The thing about quotes on the internet is that you cannot confirm their validity.
I mentioned last week that a Phi Delta Kappa/Gallup poll indicates that Americans are proud of their local schools but less proud of our education system in general. How proud of our local schools are we? Well, a recent Harris poll finds that if parents had to grade their local school, 35% would give it an A, 44% would give it a B, 15% would give it a C, 5% would give it a D, and only 1% would give it an F. Almost 80% of parents K-12 would give their child’s school an A or a B!
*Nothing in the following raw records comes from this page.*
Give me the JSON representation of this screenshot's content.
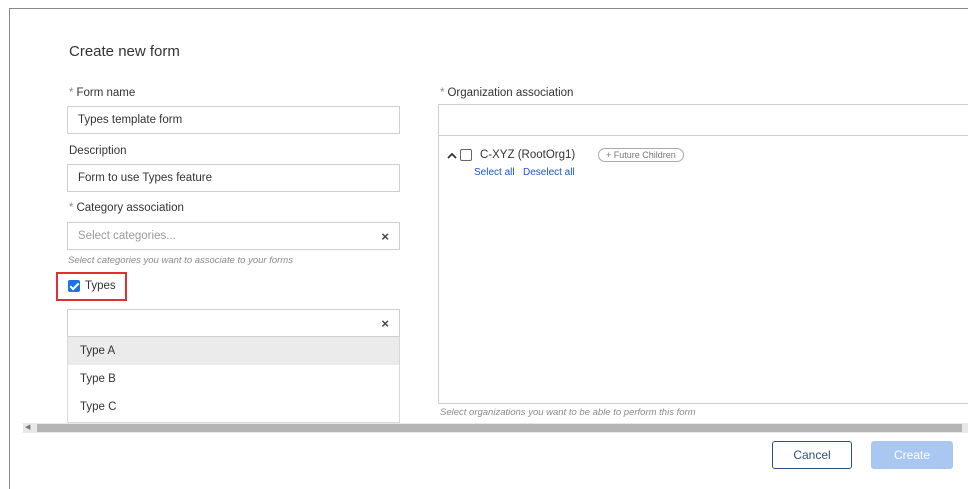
{
  "dialog": {
    "title": "Create new form"
  },
  "form_name": {
    "label": "Form name",
    "value": "Types template form"
  },
  "description": {
    "label": "Description",
    "value": "Form to use Types feature"
  },
  "category": {
    "label": "Category association",
    "placeholder": "Select categories...",
    "hint": "Select categories you want to associate to your forms"
  },
  "types": {
    "checkbox_label": "Types",
    "checked": true,
    "input_value": "",
    "options": [
      "Type A",
      "Type B",
      "Type C"
    ],
    "highlighted": "Type A"
  },
  "organization": {
    "label": "Organization association",
    "search_value": "",
    "tree": {
      "node_label": "C-XYZ (RootOrg1)",
      "future_children_label": "+ Future Children",
      "select_all": "Select all",
      "deselect_all": "Deselect all"
    },
    "hint": "Select organizations you want to be able to perform this form"
  },
  "buttons": {
    "cancel": "Cancel",
    "create": "Create"
  },
  "icons": {
    "required": "asterisk",
    "clear": "close-icon",
    "expand": "chevron-up-icon",
    "scroll_left": "scroll-left-arrow-icon"
  },
  "colors": {
    "accent": "#1a73e8",
    "highlight_border": "#e03131",
    "cancel_border": "#2c4f86",
    "create_disabled": "#a9c7f0",
    "link": "#1a55c9"
  }
}
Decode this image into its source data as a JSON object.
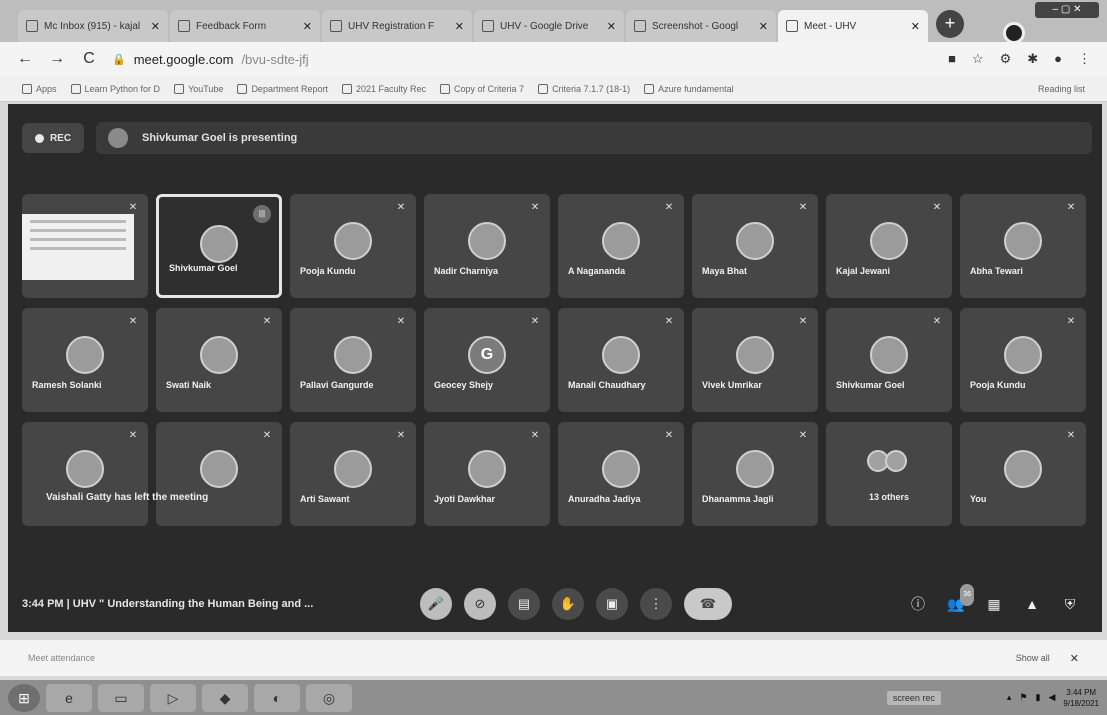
{
  "browser": {
    "tabs": [
      {
        "label": "Mc Inbox (915) - kajal",
        "active": false
      },
      {
        "label": "Feedback Form",
        "active": false
      },
      {
        "label": "UHV Registration F",
        "active": false
      },
      {
        "label": "UHV - Google Drive",
        "active": false
      },
      {
        "label": "Screenshot - Googl",
        "active": false
      },
      {
        "label": "Meet - UHV",
        "active": true
      }
    ],
    "new_tab_label": "+",
    "url_domain": "meet.google.com",
    "url_path": "/bvu-sdte-jfj",
    "bookmarks": [
      "Apps",
      "Learn Python for D",
      "YouTube",
      "Department Report",
      "2021 Faculty Rec",
      "Copy of Criteria 7",
      "Criteria 7.1.7 (18-1)",
      "Azure fundamental"
    ],
    "bookmarks_right": "Reading list"
  },
  "meet": {
    "rec_label": "REC",
    "presenting_text": "Shivkumar Goel is presenting",
    "tiles": [
      {
        "name": "",
        "kind": "share"
      },
      {
        "name": "Shivkumar Goel",
        "kind": "speaking"
      },
      {
        "name": "Pooja Kundu",
        "kind": "avatar"
      },
      {
        "name": "Nadir Charniya",
        "kind": "avatar"
      },
      {
        "name": "A Nagananda",
        "kind": "avatar"
      },
      {
        "name": "Maya Bhat",
        "kind": "avatar"
      },
      {
        "name": "Kajal Jewani",
        "kind": "avatar"
      },
      {
        "name": "Abha Tewari",
        "kind": "avatar"
      },
      {
        "name": "Ramesh Solanki",
        "kind": "avatar"
      },
      {
        "name": "Swati Naik",
        "kind": "avatar"
      },
      {
        "name": "Pallavi Gangurde",
        "kind": "avatar"
      },
      {
        "name": "Geocey Shejy",
        "kind": "letter",
        "letter": "G"
      },
      {
        "name": "Manali Chaudhary",
        "kind": "avatar"
      },
      {
        "name": "Vivek Umrikar",
        "kind": "avatar"
      },
      {
        "name": "Shivkumar Goel",
        "kind": "avatar"
      },
      {
        "name": "Pooja Kundu",
        "kind": "avatar"
      },
      {
        "name": "",
        "kind": "avatar"
      },
      {
        "name": "",
        "kind": "avatar"
      },
      {
        "name": "Arti Sawant",
        "kind": "avatar"
      },
      {
        "name": "Jyoti Dawkhar",
        "kind": "avatar"
      },
      {
        "name": "Anuradha Jadiya",
        "kind": "avatar"
      },
      {
        "name": "Dhanamma Jagli",
        "kind": "avatar"
      },
      {
        "name": "13 others",
        "kind": "others"
      },
      {
        "name": "You",
        "kind": "avatar"
      }
    ],
    "left_message": "Vaishali Gatty has left the meeting",
    "time": "3:44 PM",
    "meeting_title": "UHV \" Understanding the Human Being and ...",
    "participant_count": "36"
  },
  "downloads": {
    "item": "Meet attendance",
    "show_all": "Show all"
  },
  "taskbar": {
    "middle_label": "screen rec",
    "clock_time": "3:44 PM",
    "clock_date": "9/18/2021"
  }
}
How do we solve the conundrum in which a solid majority of parents thinks their local schools are great but also believes that American education in general isn’t anything to write home about? I’m confused. Local pride is one thing, but don’t parents in one school district ever talk to parents in another? Don’t they read the local papers? Don’t they attend interscholastic sports events? What we have here is the unusual situation of the whole being WAY less than the sum of its parts!
And even though our fellow citizens take a dim view of K-12 education in general, two-thirds of them (again according to a recent Harris poll) say that public colleges, both community and four-year schools, do an excellent or very good job of educating their students. You have to wonder how the colleges manage to do so well with graduates of such a lackluster educational system.
I suspect the chronic reports of how poorly our students do when compared with students from other countries impacts people’s perceptions of American education in general, even though it’s often hard to pin down exactly what we’re comparing. And, of course, someone in the media is always talking about the latest “crisis” in education and the need for change and/or reform. It occurs to me that we have never fully understood nor accepted the idea that education, by its very nature, is always a work in progress. We are always searching for better ways to teach, better programs for kids, better training for teachers and administrators. It’s the way education works.
I do not believe that during my years in education we simply ricocheted from one crisis to another, like a silver ball in a pinball machine. Instead, we tried, we failed, we adjusted, we improved. So I tend to take most polls with a grain of salt.
But still, they’re interesting. Did you know that nearly half of parents say their kids watch more TV and play more video games in the summer? Didn’t you think they would spend more time outside playing? Oh yeah – and with 32 ice cream flavors to choose from at your local Baskin-Robbins, polls show that people’s favorite flavor is chocolate, followed by vanilla.